Going through a divorce has been likened to being in a car crash. Every day. For years. When my parents divorced it felt like I was strapped into the back seat of their car, colliding daily with bitterness, misery and shattered illusions.
That was ten year ago. Even though I was an adult, it was still one of the most traumatic experiences of my life. If I had my time over, this is what I would have done differently.
1. Don’t become the parent
Divorce can reverse the usual child-parent relationship dynamics. Parents often begin taking the role of the child because they’re hurt, vulnerable and scared.
After thirty years of marriage my mother had to find a way to live without my dad. She had lost so much confidence and self-esteem that simple things like redirecting mail, banking and cooking for one overwhelmed her.
I rushed in and did whatever I could to make her life easier. Before long, I found myself making important life decisions for her. But far from helping, I was enabling her to remain passive and helpless. I was keeping her trapped in the familiar comfort of victimhood.
Eventually I stopped being her crutch because I couldn’t live with all the misery and I wanted my own life back. At the time I thought I was being selfish and my mother felt hurt and betrayed.
Looking back, it was the best thing to do for both of us. She had the chance to reinvent herself and I could go back to being the daughter instead of the parent.
2. Create firm boundaries about what you will and wont talk about
When relationships break down people need to talk. A lot.
Divorcing parents can forget that their adult children are still their children, and try to turn them into confidants. Both my parents went to great lengths to detail the alleged transgressions of the other one. I learned things about both that I would prefer never to have known.
I should have established rules about what was appropriate to discuss. Not only did I not want to hear it, re-telling the past kept both of them trapped there — far longer than necessary.
3. Don’t take sides
When your family breaks up and triggers unimaginable pain for one of your parents, it’s natural to be angry. I was furious at my father for leaving my mum and I said all sorts of thing to him that I wouldn’t have said under other circumstances. Things that will never be forgotten.
With time comes perspective. Even though I can’t condone many of the things that were said and done, both of them are still my parents.
It’s not uncommon for divorcing parents to demand the absolute loyalty of their children, and to regard any contact with the other parent as a betrayal. While these demands come from a place of desperation, it’s unfair for parents to enlist their kids to the frontlines of their personal battles.
It’s also unhelpful to the recovery process. While they may take solace in punishing the other parent by withholding the kids, it keeps them trapped in a place where their own wellbeing is linked to their ex-partner.
4. Allow yourself to grieve. It’s your loss too

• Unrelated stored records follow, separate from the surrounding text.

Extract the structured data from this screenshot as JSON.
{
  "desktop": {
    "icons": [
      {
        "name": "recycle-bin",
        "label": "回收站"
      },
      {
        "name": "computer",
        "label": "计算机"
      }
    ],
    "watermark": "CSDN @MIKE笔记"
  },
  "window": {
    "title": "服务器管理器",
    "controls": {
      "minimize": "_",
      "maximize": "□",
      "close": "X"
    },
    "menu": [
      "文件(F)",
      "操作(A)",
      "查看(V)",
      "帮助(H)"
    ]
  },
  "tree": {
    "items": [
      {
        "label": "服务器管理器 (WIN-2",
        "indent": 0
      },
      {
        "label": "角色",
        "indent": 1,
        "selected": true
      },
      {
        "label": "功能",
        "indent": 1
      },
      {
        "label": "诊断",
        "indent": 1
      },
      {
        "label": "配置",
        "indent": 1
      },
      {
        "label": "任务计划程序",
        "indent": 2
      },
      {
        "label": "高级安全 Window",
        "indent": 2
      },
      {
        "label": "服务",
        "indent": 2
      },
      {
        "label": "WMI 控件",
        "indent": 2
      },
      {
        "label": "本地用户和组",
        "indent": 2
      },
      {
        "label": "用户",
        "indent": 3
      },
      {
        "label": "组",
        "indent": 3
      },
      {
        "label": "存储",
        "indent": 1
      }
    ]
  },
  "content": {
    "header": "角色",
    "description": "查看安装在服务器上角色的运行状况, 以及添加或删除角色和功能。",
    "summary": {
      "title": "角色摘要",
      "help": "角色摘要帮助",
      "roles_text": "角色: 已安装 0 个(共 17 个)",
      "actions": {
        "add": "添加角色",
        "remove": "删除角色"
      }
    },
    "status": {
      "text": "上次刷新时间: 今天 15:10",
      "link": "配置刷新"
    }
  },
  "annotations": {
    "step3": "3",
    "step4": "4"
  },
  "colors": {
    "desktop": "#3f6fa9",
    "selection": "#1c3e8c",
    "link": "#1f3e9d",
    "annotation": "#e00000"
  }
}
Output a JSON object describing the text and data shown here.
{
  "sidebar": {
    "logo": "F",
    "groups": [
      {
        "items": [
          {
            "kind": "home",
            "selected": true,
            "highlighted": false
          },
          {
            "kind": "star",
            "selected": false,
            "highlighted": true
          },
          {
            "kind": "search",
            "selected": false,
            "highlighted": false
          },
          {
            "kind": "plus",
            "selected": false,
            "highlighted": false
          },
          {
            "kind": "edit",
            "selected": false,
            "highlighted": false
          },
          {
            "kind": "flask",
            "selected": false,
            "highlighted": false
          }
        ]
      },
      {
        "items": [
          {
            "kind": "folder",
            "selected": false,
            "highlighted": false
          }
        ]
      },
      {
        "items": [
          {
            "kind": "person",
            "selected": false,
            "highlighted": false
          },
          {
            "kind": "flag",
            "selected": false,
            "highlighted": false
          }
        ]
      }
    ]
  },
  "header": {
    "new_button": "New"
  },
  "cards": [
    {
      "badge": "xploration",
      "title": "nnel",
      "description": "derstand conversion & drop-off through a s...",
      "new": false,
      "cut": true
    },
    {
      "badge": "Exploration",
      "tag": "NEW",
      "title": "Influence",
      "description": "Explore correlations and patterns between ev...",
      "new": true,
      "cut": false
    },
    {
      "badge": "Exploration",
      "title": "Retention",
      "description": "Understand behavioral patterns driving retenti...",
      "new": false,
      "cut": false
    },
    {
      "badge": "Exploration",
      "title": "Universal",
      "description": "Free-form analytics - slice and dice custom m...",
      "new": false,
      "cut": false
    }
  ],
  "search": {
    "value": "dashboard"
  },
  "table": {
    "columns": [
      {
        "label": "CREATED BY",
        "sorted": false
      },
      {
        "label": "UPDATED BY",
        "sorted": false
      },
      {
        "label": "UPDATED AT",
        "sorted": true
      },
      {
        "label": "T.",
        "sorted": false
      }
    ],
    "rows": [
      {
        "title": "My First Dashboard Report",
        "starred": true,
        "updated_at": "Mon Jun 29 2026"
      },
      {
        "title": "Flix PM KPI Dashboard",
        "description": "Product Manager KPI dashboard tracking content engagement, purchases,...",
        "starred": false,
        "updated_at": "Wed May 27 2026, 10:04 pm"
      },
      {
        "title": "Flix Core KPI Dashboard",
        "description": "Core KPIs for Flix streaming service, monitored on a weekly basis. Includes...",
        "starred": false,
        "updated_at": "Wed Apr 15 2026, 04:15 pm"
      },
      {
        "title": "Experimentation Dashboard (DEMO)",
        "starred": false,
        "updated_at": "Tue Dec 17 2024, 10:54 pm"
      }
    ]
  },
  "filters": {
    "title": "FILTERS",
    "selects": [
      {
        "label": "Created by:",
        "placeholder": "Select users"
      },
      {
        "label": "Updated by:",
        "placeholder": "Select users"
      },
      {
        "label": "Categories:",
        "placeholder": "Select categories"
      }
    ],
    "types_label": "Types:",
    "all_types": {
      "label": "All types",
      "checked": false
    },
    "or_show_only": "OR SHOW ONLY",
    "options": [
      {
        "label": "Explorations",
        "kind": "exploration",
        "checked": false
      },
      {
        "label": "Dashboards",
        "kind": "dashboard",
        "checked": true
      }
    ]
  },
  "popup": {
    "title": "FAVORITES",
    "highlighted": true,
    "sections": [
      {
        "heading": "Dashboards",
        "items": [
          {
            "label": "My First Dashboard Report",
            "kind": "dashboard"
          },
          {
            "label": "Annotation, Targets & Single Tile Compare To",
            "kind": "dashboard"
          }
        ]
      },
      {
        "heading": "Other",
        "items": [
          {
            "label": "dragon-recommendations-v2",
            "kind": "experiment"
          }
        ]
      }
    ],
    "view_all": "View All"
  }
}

When the parents of young children divorce people are, with reason, concerned about the impact on the children. There are psychologists, books and even Sesame Street segments devoted to helping children come to grips with the transition.
The impact of divorce on adult children is, in contrast, barely acknowledged. But it is devastating to watch the foundation of your family crumble — no matter how old you are. It’s heartbreaking to see your parents suffer so much, knowing that they are doing it to each other.
5. Get out of the car the first chance you get
I felt trapped in the backseat of my parents divorce car for years. But no matter how long I stayed, I couldn’t prevent the inevitable. It wasn’t possible for me to save either of them from their pain. They had to choose to move on in their own way and in their own time.
And they have. But if I had my time over I would never have gotten into the car. I would have offered support but not co-dependency. It would still have been painful, but it might have been over sooner.